_How to complete this task_:
Output each record exactly, with nothing omitted.

_Data to use_:
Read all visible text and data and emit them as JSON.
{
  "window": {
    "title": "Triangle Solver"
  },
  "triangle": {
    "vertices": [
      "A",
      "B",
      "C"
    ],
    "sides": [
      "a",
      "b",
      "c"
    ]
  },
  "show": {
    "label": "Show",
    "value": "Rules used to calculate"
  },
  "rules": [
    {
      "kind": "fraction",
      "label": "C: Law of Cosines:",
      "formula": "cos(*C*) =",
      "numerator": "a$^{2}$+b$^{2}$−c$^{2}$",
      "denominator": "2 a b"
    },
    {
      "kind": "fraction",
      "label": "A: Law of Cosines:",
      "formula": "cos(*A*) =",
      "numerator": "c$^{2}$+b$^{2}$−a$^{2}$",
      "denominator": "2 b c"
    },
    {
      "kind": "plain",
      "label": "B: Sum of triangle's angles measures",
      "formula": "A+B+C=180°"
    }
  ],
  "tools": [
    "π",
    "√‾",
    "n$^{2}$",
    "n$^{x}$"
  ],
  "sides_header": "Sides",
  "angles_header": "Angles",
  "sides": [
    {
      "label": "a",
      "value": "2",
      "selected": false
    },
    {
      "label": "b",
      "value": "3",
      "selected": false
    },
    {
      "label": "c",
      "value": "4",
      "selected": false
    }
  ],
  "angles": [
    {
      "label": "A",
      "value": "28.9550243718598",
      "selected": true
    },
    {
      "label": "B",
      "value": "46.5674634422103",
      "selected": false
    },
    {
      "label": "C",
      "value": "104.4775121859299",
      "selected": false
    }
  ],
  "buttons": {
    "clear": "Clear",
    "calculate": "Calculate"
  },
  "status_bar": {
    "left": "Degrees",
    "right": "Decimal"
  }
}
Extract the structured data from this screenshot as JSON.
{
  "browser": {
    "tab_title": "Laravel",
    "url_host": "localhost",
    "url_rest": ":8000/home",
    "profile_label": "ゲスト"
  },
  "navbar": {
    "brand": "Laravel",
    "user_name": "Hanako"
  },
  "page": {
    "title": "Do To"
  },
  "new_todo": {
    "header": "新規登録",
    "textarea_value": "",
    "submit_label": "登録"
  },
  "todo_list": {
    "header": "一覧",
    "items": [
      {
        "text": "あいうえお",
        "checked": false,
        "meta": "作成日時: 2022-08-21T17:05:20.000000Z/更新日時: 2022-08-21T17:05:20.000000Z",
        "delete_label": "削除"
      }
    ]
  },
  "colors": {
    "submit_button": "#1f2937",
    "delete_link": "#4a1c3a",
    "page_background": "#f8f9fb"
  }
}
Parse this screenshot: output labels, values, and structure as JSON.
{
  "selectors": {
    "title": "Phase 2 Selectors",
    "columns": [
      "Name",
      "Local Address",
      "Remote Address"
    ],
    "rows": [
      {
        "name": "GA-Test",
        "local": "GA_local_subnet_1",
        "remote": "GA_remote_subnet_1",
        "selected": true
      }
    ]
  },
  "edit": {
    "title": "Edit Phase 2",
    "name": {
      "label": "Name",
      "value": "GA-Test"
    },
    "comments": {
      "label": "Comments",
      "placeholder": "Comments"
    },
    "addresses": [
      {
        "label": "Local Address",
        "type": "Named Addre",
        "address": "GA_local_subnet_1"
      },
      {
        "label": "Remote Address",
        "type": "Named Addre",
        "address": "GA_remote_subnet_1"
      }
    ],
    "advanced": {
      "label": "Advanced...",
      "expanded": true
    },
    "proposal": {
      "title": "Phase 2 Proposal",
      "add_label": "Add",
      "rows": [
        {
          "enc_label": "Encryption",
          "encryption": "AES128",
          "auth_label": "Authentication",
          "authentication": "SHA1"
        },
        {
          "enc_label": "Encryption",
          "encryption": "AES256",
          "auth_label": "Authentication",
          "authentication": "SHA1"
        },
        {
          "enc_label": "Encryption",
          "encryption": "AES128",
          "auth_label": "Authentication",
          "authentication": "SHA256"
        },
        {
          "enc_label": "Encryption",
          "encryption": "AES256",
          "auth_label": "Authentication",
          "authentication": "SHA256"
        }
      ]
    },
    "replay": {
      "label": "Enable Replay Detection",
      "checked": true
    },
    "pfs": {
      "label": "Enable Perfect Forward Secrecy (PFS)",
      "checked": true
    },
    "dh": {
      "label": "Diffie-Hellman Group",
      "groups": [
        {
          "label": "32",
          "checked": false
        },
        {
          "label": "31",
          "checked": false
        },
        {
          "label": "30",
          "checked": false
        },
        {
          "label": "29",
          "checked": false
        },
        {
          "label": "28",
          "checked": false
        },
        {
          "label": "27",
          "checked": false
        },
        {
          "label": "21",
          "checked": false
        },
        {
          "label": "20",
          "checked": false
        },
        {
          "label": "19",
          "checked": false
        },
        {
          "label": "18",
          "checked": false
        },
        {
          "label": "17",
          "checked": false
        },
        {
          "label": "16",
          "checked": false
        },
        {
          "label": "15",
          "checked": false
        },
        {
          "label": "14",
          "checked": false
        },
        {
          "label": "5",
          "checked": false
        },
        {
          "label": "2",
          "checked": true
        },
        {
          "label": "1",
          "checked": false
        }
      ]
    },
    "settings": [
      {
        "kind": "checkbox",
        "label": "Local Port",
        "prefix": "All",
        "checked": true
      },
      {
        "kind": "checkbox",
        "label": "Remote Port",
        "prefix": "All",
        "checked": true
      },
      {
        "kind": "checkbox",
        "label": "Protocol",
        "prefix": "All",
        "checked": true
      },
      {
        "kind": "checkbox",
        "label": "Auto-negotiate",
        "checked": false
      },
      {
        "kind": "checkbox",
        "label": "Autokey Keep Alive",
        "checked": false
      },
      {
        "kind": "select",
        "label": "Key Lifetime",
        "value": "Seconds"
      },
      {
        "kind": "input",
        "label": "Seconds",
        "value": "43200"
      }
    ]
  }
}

_Reply_:
Read all visible text and data and emit them as JSON.
{
  "window": {
    "title": "Triangle Solver"
  },
  "triangle": {
    "vertices": [
      "A",
      "B",
      "C"
    ],
    "sides": [
      "a",
      "b",
      "c"
    ]
  },
  "show": {
    "label": "Show",
    "value": "Rules used to calculate"
  },
  "rules": [
    {
      "kind": "fraction",
      "label": "C: Law of Cosines:",
      "formula": "cos(*C*) =",
      "numerator": "a$^{2}$+b$^{2}$−c$^{2}$",
      "denominator": "2 a b"
    },
    {
      "kind": "fraction",
      "label": "A: Law of Cosines:",
      "formula": "cos(*A*) =",
      "numerator": "c$^{2}$+b$^{2}$−a$^{2}$",
      "denominator": "2 b c"
    },
    {
      "kind": "plain",
      "label": "B: Sum of triangle's angles measures",
      "formula": "A+B+C=180°"
    }
  ],
  "tools": [
    "π",
    "√‾",
    "n$^{2}$",
    "n$^{x}$"
  ],
  "sides_header": "Sides",
  "angles_header": "Angles",
  "sides": [
    {
      "label": "a",
      "value": "2",
      "selected": false
    },
    {
      "label": "b",
      "value": "3",
      "selected": false
    },
    {
      "label": "c",
      "value": "4",
      "selected": false
    }
  ],
  "angles": [
    {
      "label": "A",
      "value": "28.9550243718598",
      "selected": true
    },
    {
      "label": "B",
      "value": "46.5674634422103",
      "selected": false
    },
    {
      "label": "C",
      "value": "104.4775121859299",
      "selected": false
    }
  ],
  "buttons": {
    "clear": "Clear",
    "calculate": "Calculate"
  },
  "status_bar": {
    "left": "Degrees",
    "right": "Decimal"
  }
}
Extract the structured data from this screenshot as JSON.
{
  "browser": {
    "tab_title": "Laravel",
    "url_host": "localhost",
    "url_rest": ":8000/home",
    "profile_label": "ゲスト"
  },
  "navbar": {
    "brand": "Laravel",
    "user_name": "Hanako"
  },
  "page": {
    "title": "Do To"
  },
  "new_todo": {
    "header": "新規登録",
    "textarea_value": "",
    "submit_label": "登録"
  },
  "todo_list": {
    "header": "一覧",
    "items": [
      {
        "text": "あいうえお",
        "checked": false,
        "meta": "作成日時: 2022-08-21T17:05:20.000000Z/更新日時: 2022-08-21T17:05:20.000000Z",
        "delete_label": "削除"
      }
    ]
  },
  "colors": {
    "submit_button": "#1f2937",
    "delete_link": "#4a1c3a",
    "page_background": "#f8f9fb"
  }
}
Parse this screenshot: output labels, values, and structure as JSON.
{
  "selectors": {
    "title": "Phase 2 Selectors",
    "columns": [
      "Name",
      "Local Address",
      "Remote Address"
    ],
    "rows": [
      {
        "name": "GA-Test",
        "local": "GA_local_subnet_1",
        "remote": "GA_remote_subnet_1",
        "selected": true
      }
    ]
  },
  "edit": {
    "title": "Edit Phase 2",
    "name": {
      "label": "Name",
      "value": "GA-Test"
    },
    "comments": {
      "label": "Comments",
      "placeholder": "Comments"
    },
    "addresses": [
      {
        "label": "Local Address",
        "type": "Named Addre",
        "address": "GA_local_subnet_1"
      },
      {
        "label": "Remote Address",
        "type": "Named Addre",
        "address": "GA_remote_subnet_1"
      }
    ],
    "advanced": {
      "label": "Advanced...",
      "expanded": true
    },
    "proposal": {
      "title": "Phase 2 Proposal",
      "add_label": "Add",
      "rows": [
        {
          "enc_label": "Encryption",
          "encryption": "AES128",
          "auth_label": "Authentication",
          "authentication": "SHA1"
        },
        {
          "enc_label": "Encryption",
          "encryption": "AES256",
          "auth_label": "Authentication",
          "authentication": "SHA1"
        },
        {
          "enc_label": "Encryption",
          "encryption": "AES128",
          "auth_label": "Authentication",
          "authentication": "SHA256"
        },
        {
          "enc_label": "Encryption",
          "encryption": "AES256",
          "auth_label": "Authentication",
          "authentication": "SHA256"
        }
      ]
    },
    "replay": {
      "label": "Enable Replay Detection",
      "checked": true
    },
    "pfs": {
      "label": "Enable Perfect Forward Secrecy (PFS)",
      "checked": true
    },
    "dh": {
      "label": "Diffie-Hellman Group",
      "groups": [
        {
          "label": "32",
          "checked": false
        },
        {
          "label": "31",
          "checked": false
        },
        {
          "label": "30",
          "checked": false
        },
        {
          "label": "29",
          "checked": false
        },
        {
          "label": "28",
          "checked": false
        },
        {
          "label": "27",
          "checked": false
        },
        {
          "label": "21",
          "checked": false
        },
        {
          "label": "20",
          "checked": false
        },
        {
          "label": "19",
          "checked": false
        },
        {
          "label": "18",
          "checked": false
        },
        {
          "label": "17",
          "checked": false
        },
        {
          "label": "16",
          "checked": false
        },
        {
          "label": "15",
          "checked": false
        },
        {
          "label": "14",
          "checked": false
        },
        {
          "label": "5",
          "checked": false
        },
        {
          "label": "2",
          "checked": true
        },
        {
          "label": "1",
          "checked": false
        }
      ]
    },
    "settings": [
      {
        "kind": "checkbox",
        "label": "Local Port",
        "prefix": "All",
        "checked": true
      },
      {
        "kind": "checkbox",
        "label": "Remote Port",
        "prefix": "All",
        "checked": true
      },
      {
        "kind": "checkbox",
        "label": "Protocol",
        "prefix": "All",
        "checked": true
      },
      {
        "kind": "checkbox",
        "label": "Auto-negotiate",
        "checked": false
      },
      {
        "kind": "checkbox",
        "label": "Autokey Keep Alive",
        "checked": false
      },
      {
        "kind": "select",
        "label": "Key Lifetime",
        "value": "Seconds"
      },
      {
        "kind": "input",
        "label": "Seconds",
        "value": "43200"
      }
    ]
  }
}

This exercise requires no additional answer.